***** Extracted information *****

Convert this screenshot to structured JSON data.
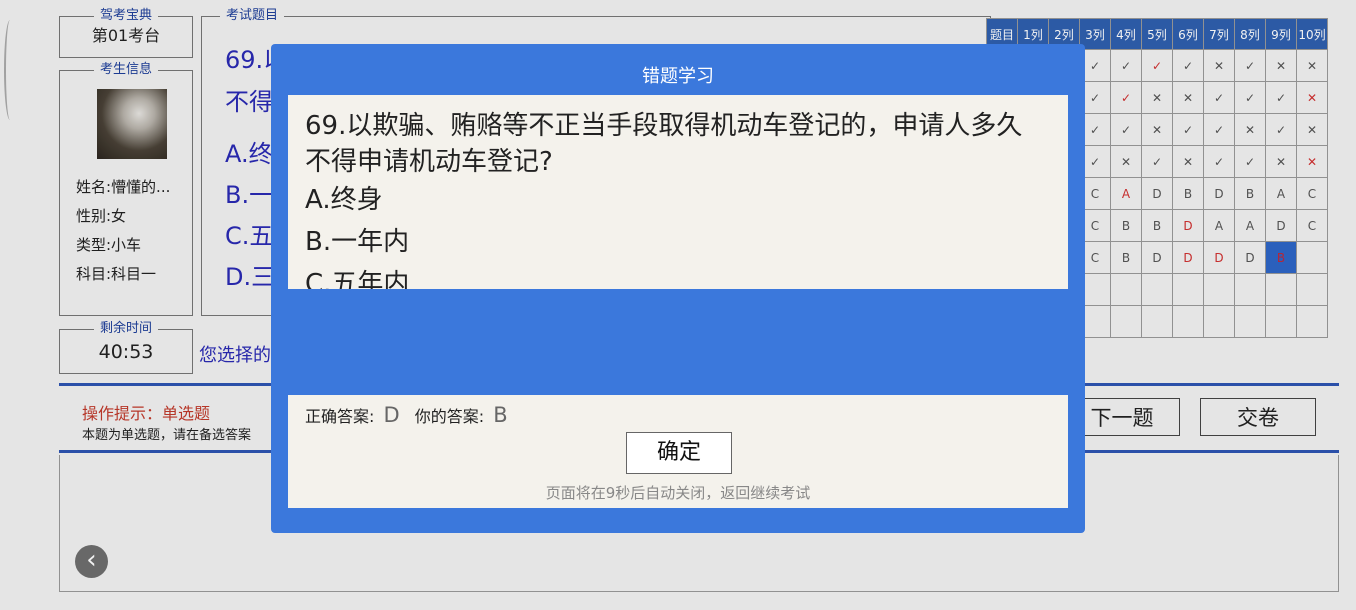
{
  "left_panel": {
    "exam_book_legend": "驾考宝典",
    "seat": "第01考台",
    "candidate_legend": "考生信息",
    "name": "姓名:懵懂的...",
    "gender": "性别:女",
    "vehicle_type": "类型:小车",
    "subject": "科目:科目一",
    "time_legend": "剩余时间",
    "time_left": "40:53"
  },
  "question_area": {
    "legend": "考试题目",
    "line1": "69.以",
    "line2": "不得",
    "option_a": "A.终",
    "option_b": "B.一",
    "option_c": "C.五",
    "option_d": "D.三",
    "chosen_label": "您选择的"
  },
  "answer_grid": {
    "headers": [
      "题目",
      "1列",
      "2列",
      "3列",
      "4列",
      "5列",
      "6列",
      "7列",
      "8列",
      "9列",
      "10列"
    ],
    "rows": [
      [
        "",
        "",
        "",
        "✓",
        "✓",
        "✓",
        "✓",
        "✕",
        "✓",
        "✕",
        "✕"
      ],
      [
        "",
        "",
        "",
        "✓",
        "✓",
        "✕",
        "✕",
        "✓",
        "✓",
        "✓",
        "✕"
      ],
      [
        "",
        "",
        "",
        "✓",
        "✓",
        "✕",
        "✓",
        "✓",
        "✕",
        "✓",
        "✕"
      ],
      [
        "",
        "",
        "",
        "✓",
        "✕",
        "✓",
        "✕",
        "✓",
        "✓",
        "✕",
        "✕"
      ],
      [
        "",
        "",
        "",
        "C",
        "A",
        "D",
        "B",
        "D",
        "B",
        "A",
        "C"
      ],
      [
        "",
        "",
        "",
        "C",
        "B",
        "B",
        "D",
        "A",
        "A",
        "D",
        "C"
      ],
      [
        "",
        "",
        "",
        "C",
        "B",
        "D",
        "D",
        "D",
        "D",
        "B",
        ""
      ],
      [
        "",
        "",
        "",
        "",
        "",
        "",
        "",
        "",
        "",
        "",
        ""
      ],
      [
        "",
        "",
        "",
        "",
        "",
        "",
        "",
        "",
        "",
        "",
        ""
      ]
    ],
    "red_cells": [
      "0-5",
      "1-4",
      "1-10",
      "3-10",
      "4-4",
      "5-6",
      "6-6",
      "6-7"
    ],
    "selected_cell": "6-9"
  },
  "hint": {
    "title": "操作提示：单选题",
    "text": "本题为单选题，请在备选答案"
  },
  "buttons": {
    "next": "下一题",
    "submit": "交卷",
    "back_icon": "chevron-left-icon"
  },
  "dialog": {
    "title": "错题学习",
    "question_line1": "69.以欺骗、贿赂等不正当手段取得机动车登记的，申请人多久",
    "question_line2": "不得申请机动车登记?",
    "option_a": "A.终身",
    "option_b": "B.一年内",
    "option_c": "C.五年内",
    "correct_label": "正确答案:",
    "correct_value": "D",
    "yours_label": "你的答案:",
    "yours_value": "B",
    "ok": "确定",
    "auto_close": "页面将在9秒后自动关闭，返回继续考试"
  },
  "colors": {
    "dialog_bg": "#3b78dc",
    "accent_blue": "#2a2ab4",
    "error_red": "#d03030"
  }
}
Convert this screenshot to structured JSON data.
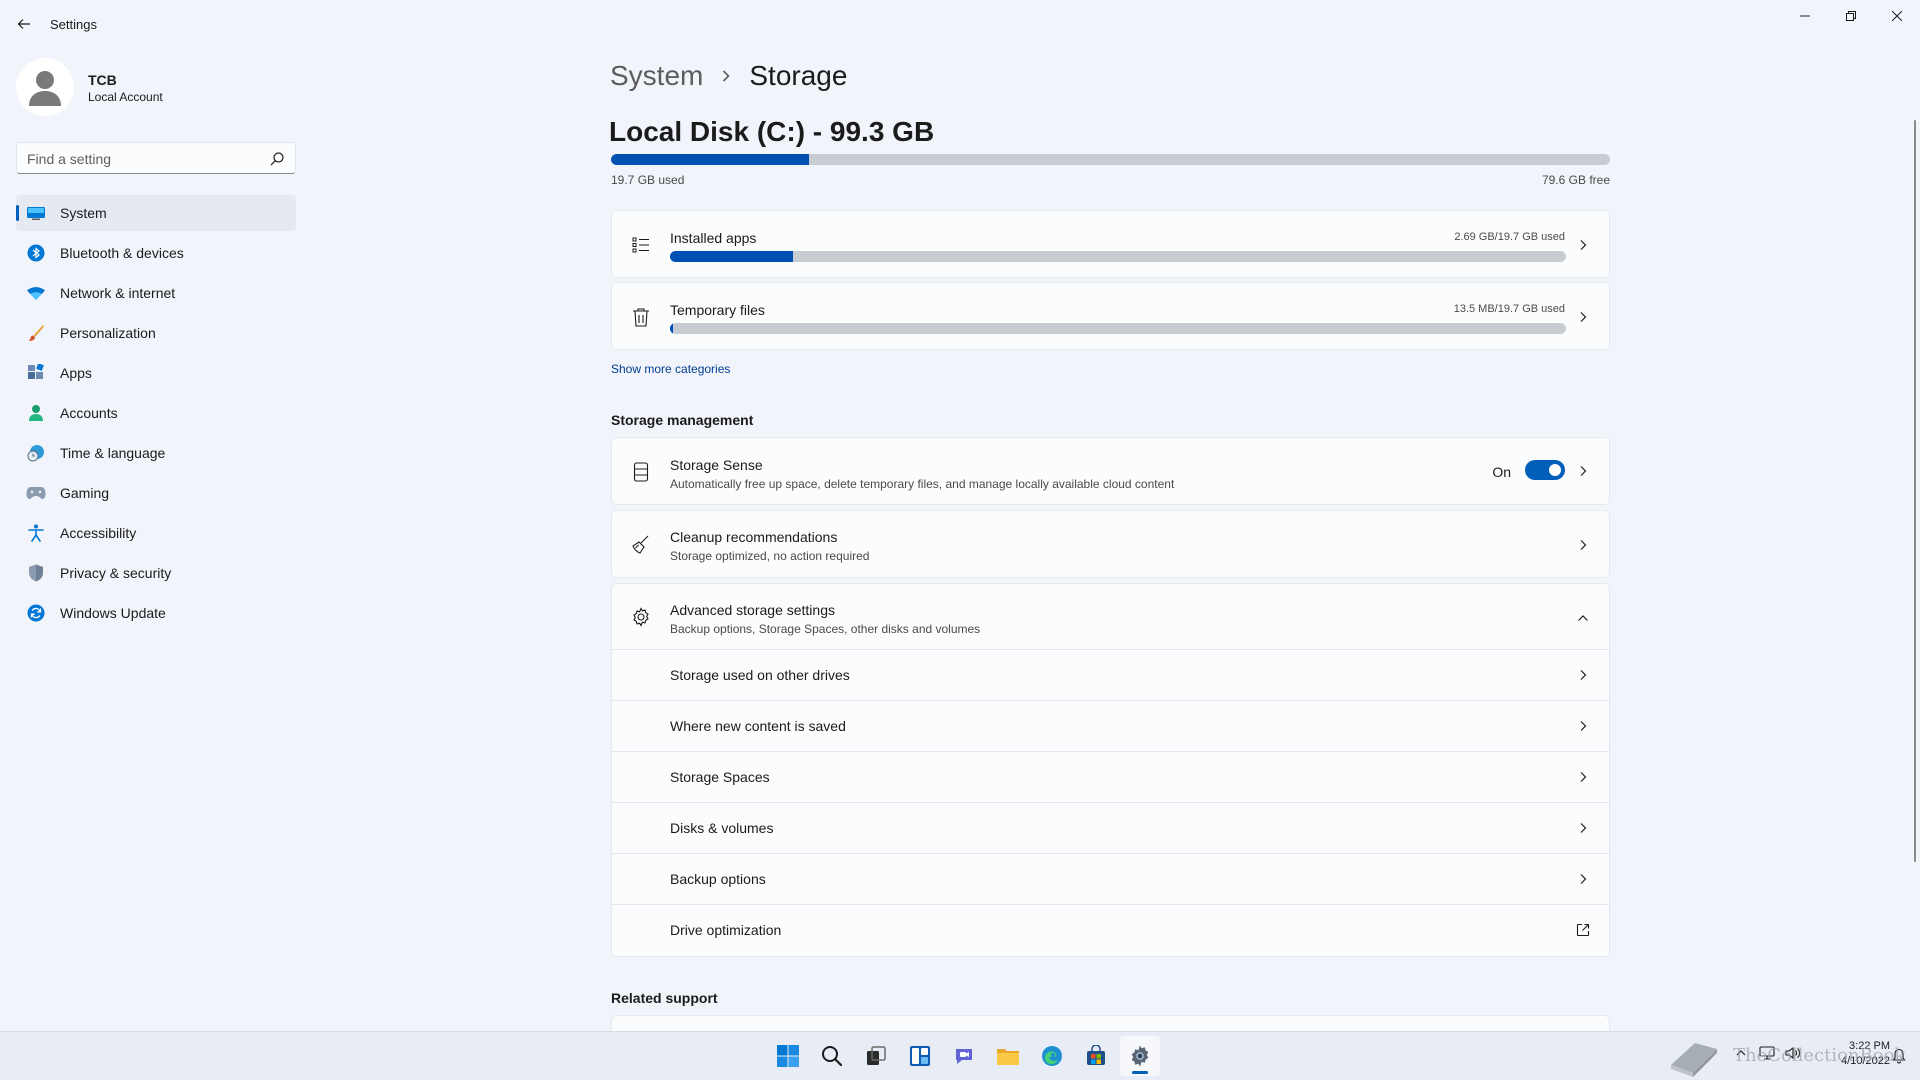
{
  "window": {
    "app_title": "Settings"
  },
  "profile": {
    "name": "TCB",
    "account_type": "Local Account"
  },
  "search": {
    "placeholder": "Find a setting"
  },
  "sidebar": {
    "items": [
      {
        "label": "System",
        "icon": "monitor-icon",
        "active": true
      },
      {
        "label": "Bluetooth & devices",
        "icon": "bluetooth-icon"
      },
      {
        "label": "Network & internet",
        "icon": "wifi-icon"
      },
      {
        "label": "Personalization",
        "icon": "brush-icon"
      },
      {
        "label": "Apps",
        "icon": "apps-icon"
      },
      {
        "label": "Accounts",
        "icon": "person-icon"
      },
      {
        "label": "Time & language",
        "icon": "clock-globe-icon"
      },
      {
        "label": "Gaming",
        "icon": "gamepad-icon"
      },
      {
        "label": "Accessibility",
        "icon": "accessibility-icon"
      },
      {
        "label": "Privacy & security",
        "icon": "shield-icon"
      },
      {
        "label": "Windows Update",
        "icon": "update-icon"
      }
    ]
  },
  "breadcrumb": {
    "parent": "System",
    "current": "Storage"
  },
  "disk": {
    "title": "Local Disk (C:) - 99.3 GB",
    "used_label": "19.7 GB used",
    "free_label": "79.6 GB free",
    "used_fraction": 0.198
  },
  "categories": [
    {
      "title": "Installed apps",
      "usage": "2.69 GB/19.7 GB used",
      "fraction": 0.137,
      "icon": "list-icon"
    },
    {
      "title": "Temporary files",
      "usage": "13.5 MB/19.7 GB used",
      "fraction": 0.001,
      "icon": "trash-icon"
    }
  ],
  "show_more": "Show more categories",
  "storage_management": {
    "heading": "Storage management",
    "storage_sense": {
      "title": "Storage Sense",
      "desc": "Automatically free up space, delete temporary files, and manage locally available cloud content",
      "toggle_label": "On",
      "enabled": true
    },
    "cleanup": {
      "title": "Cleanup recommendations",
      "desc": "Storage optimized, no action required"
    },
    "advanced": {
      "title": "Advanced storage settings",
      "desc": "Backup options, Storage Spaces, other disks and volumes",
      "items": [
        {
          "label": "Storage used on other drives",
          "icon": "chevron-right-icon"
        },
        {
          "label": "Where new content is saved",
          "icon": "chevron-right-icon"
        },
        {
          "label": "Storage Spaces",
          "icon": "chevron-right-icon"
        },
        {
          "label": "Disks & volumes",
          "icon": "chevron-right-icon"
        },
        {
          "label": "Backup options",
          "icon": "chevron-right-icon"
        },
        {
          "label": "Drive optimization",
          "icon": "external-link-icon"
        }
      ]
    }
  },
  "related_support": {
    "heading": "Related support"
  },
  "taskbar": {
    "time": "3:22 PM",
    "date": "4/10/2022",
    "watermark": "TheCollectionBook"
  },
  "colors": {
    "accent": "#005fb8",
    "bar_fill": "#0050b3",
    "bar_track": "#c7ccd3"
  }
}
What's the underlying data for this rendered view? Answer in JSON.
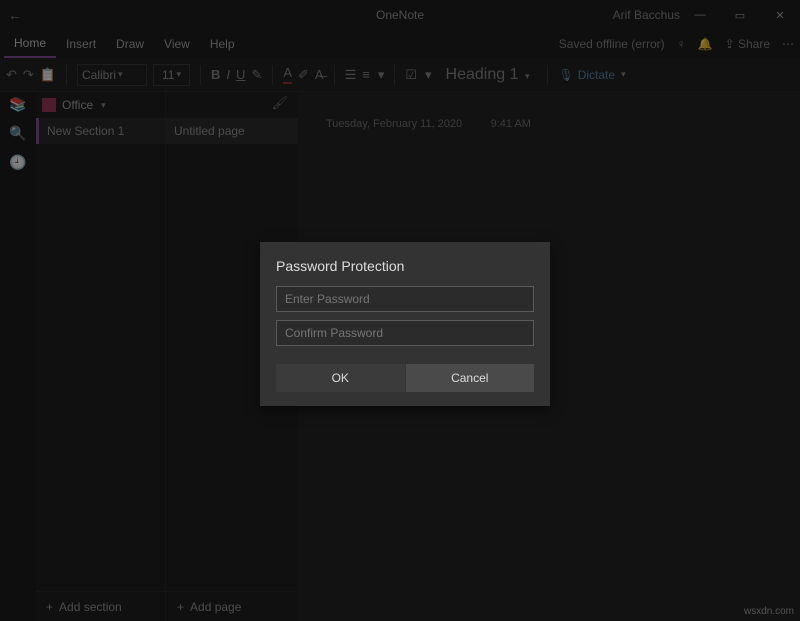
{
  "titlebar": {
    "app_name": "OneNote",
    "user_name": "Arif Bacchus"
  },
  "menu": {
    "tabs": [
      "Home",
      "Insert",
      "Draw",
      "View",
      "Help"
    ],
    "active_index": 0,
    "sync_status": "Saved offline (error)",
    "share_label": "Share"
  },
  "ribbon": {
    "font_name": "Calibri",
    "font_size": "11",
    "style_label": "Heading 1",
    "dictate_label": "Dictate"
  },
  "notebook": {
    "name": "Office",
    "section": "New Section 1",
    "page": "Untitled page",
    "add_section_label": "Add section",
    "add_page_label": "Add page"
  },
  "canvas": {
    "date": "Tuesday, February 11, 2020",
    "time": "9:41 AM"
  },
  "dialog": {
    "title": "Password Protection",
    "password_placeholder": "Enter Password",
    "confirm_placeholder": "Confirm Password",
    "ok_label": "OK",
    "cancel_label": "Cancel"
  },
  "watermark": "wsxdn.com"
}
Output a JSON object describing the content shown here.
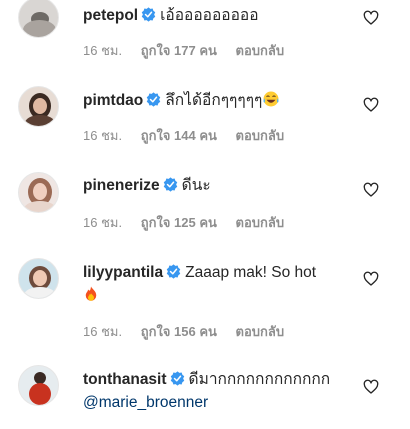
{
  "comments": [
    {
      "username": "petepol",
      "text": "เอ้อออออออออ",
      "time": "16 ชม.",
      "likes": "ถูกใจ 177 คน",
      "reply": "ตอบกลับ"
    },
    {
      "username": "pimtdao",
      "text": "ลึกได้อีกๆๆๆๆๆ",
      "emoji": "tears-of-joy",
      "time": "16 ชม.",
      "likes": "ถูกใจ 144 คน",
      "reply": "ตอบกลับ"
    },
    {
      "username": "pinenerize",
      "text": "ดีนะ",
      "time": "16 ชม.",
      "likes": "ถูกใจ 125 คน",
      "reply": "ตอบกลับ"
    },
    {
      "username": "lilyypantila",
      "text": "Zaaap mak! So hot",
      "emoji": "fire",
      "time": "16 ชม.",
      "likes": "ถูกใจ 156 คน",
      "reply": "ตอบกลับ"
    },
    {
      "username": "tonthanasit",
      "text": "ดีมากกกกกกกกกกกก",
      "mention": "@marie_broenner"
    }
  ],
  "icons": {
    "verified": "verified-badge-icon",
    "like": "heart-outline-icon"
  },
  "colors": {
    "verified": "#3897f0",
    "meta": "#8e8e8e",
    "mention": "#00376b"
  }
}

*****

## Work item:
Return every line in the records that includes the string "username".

## Response to this exercise:
      "username": "petepol",
      "username": "pimtdao",
      "username": "pinenerize",
      "username": "lilyypantila",
      "username": "tonthanasit",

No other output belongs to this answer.